* **TASK REQUIREMENTS**
Reproduce the records below exactly as they appear, omitting any pictures they contain.

[PROVIDED ENTRIES — start]

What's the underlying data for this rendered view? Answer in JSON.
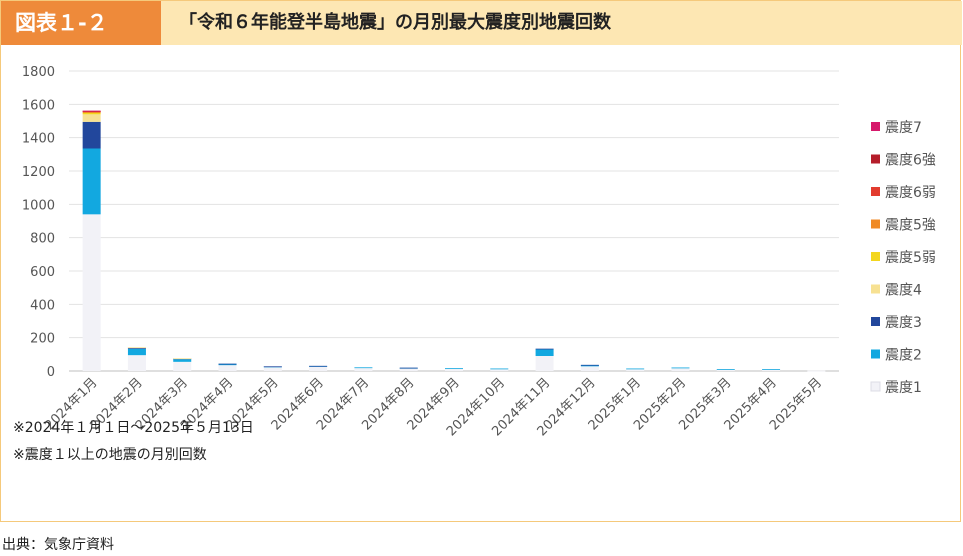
{
  "header": {
    "badge": "図表１-２",
    "title": "「令和６年能登半島地震」の月別最大震度別地震回数"
  },
  "notes": [
    "※2024年１月１日～2025年５月13日",
    "※震度１以上の地震の月別回数"
  ],
  "source": "出典：気象庁資料",
  "chart_data": {
    "type": "bar",
    "stacked": true,
    "categories": [
      "2024年1月",
      "2024年2月",
      "2024年3月",
      "2024年4月",
      "2024年5月",
      "2024年6月",
      "2024年7月",
      "2024年8月",
      "2024年9月",
      "2024年10月",
      "2024年11月",
      "2024年12月",
      "2025年1月",
      "2025年2月",
      "2025年3月",
      "2025年4月",
      "2025年5月"
    ],
    "ylim": [
      0,
      1800
    ],
    "yticks": [
      0,
      200,
      400,
      600,
      800,
      1000,
      1200,
      1400,
      1600,
      1800
    ],
    "grid": true,
    "legend_position": "right",
    "series": [
      {
        "name": "震度1",
        "color": "#f2f2f7",
        "values": [
          940,
          95,
          55,
          35,
          22,
          25,
          18,
          15,
          14,
          12,
          90,
          28,
          12,
          16,
          10,
          10,
          2
        ]
      },
      {
        "name": "震度2",
        "color": "#12a8e0",
        "values": [
          395,
          38,
          16,
          8,
          5,
          5,
          4,
          4,
          3,
          3,
          40,
          8,
          3,
          5,
          2,
          2,
          0
        ]
      },
      {
        "name": "震度3",
        "color": "#22479c",
        "values": [
          160,
          7,
          4,
          1,
          1,
          1,
          0,
          1,
          0,
          0,
          4,
          1,
          0,
          0,
          0,
          0,
          0
        ]
      },
      {
        "name": "震度4",
        "color": "#f7e192",
        "values": [
          45,
          2,
          1,
          0,
          0,
          0,
          0,
          0,
          0,
          0,
          0,
          0,
          0,
          0,
          0,
          0,
          0
        ]
      },
      {
        "name": "震度5弱",
        "color": "#f3d61e",
        "values": [
          8,
          0,
          0,
          0,
          0,
          0,
          0,
          0,
          0,
          0,
          0,
          0,
          0,
          0,
          0,
          0,
          0
        ]
      },
      {
        "name": "震度5強",
        "color": "#f08a24",
        "values": [
          8,
          0,
          0,
          0,
          0,
          0,
          0,
          0,
          0,
          0,
          0,
          0,
          0,
          0,
          0,
          0,
          0
        ]
      },
      {
        "name": "震度6弱",
        "color": "#e23b2e",
        "values": [
          3,
          0,
          0,
          0,
          0,
          0,
          0,
          0,
          0,
          0,
          0,
          0,
          0,
          0,
          0,
          0,
          0
        ]
      },
      {
        "name": "震度6強",
        "color": "#b51d2a",
        "values": [
          2,
          0,
          0,
          0,
          0,
          0,
          0,
          0,
          0,
          0,
          0,
          0,
          0,
          0,
          0,
          0,
          0
        ]
      },
      {
        "name": "震度7",
        "color": "#d6196b",
        "values": [
          1,
          0,
          0,
          0,
          0,
          0,
          0,
          0,
          0,
          0,
          0,
          0,
          0,
          0,
          0,
          0,
          0
        ]
      }
    ]
  }
}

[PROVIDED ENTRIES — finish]

* **ANSWER FOR THIS EXERCISE**
What's the underlying data for this rendered view? Answer in JSON.
{
  "header": {
    "badge": "図表１-２",
    "title": "「令和６年能登半島地震」の月別最大震度別地震回数"
  },
  "notes": [
    "※2024年１月１日～2025年５月13日",
    "※震度１以上の地震の月別回数"
  ],
  "source": "出典：気象庁資料",
  "chart_data": {
    "type": "bar",
    "stacked": true,
    "categories": [
      "2024年1月",
      "2024年2月",
      "2024年3月",
      "2024年4月",
      "2024年5月",
      "2024年6月",
      "2024年7月",
      "2024年8月",
      "2024年9月",
      "2024年10月",
      "2024年11月",
      "2024年12月",
      "2025年1月",
      "2025年2月",
      "2025年3月",
      "2025年4月",
      "2025年5月"
    ],
    "ylim": [
      0,
      1800
    ],
    "yticks": [
      0,
      200,
      400,
      600,
      800,
      1000,
      1200,
      1400,
      1600,
      1800
    ],
    "grid": true,
    "legend_position": "right",
    "series": [
      {
        "name": "震度1",
        "color": "#f2f2f7",
        "values": [
          940,
          95,
          55,
          35,
          22,
          25,
          18,
          15,
          14,
          12,
          90,
          28,
          12,
          16,
          10,
          10,
          2
        ]
      },
      {
        "name": "震度2",
        "color": "#12a8e0",
        "values": [
          395,
          38,
          16,
          8,
          5,
          5,
          4,
          4,
          3,
          3,
          40,
          8,
          3,
          5,
          2,
          2,
          0
        ]
      },
      {
        "name": "震度3",
        "color": "#22479c",
        "values": [
          160,
          7,
          4,
          1,
          1,
          1,
          0,
          1,
          0,
          0,
          4,
          1,
          0,
          0,
          0,
          0,
          0
        ]
      },
      {
        "name": "震度4",
        "color": "#f7e192",
        "values": [
          45,
          2,
          1,
          0,
          0,
          0,
          0,
          0,
          0,
          0,
          0,
          0,
          0,
          0,
          0,
          0,
          0
        ]
      },
      {
        "name": "震度5弱",
        "color": "#f3d61e",
        "values": [
          8,
          0,
          0,
          0,
          0,
          0,
          0,
          0,
          0,
          0,
          0,
          0,
          0,
          0,
          0,
          0,
          0
        ]
      },
      {
        "name": "震度5強",
        "color": "#f08a24",
        "values": [
          8,
          0,
          0,
          0,
          0,
          0,
          0,
          0,
          0,
          0,
          0,
          0,
          0,
          0,
          0,
          0,
          0
        ]
      },
      {
        "name": "震度6弱",
        "color": "#e23b2e",
        "values": [
          3,
          0,
          0,
          0,
          0,
          0,
          0,
          0,
          0,
          0,
          0,
          0,
          0,
          0,
          0,
          0,
          0
        ]
      },
      {
        "name": "震度6強",
        "color": "#b51d2a",
        "values": [
          2,
          0,
          0,
          0,
          0,
          0,
          0,
          0,
          0,
          0,
          0,
          0,
          0,
          0,
          0,
          0,
          0
        ]
      },
      {
        "name": "震度7",
        "color": "#d6196b",
        "values": [
          1,
          0,
          0,
          0,
          0,
          0,
          0,
          0,
          0,
          0,
          0,
          0,
          0,
          0,
          0,
          0,
          0
        ]
      }
    ]
  }
}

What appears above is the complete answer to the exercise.